### WHAT NEEDS TO BE DONE
How many of the lines in the material below contain the word "format"? Give the number alone.

### AVAILABLE DATA

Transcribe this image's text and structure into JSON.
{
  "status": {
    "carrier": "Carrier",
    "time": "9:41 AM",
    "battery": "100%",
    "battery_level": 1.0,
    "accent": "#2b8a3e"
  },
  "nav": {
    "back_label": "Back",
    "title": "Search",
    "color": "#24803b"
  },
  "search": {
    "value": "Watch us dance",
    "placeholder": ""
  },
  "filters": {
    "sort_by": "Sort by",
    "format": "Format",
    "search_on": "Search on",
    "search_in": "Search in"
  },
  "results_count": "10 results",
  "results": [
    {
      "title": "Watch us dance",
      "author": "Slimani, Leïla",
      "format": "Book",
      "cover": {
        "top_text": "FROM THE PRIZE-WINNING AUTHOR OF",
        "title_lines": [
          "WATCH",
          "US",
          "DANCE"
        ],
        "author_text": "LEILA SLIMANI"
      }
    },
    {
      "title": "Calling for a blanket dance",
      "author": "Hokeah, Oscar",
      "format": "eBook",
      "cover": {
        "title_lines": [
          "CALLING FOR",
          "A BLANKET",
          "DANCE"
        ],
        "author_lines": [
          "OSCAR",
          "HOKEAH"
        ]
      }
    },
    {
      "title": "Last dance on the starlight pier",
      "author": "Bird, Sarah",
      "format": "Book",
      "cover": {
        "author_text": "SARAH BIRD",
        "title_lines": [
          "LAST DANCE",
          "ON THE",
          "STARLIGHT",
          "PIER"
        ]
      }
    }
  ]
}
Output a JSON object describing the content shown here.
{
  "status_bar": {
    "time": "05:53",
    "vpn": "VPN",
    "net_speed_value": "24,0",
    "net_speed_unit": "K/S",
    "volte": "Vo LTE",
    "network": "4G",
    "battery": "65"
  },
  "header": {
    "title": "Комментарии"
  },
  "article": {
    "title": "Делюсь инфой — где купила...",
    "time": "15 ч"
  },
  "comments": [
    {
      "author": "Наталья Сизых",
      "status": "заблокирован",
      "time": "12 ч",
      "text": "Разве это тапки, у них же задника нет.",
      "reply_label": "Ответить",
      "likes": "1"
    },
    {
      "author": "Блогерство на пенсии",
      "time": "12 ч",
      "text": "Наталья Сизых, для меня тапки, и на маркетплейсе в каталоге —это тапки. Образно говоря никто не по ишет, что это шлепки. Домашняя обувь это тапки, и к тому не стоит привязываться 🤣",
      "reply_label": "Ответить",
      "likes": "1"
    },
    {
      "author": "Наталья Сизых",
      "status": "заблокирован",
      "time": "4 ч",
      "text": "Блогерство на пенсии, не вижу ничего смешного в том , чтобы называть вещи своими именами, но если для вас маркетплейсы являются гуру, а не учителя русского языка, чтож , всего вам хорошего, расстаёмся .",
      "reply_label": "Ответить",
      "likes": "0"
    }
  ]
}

### RESULT OF THE TASK
4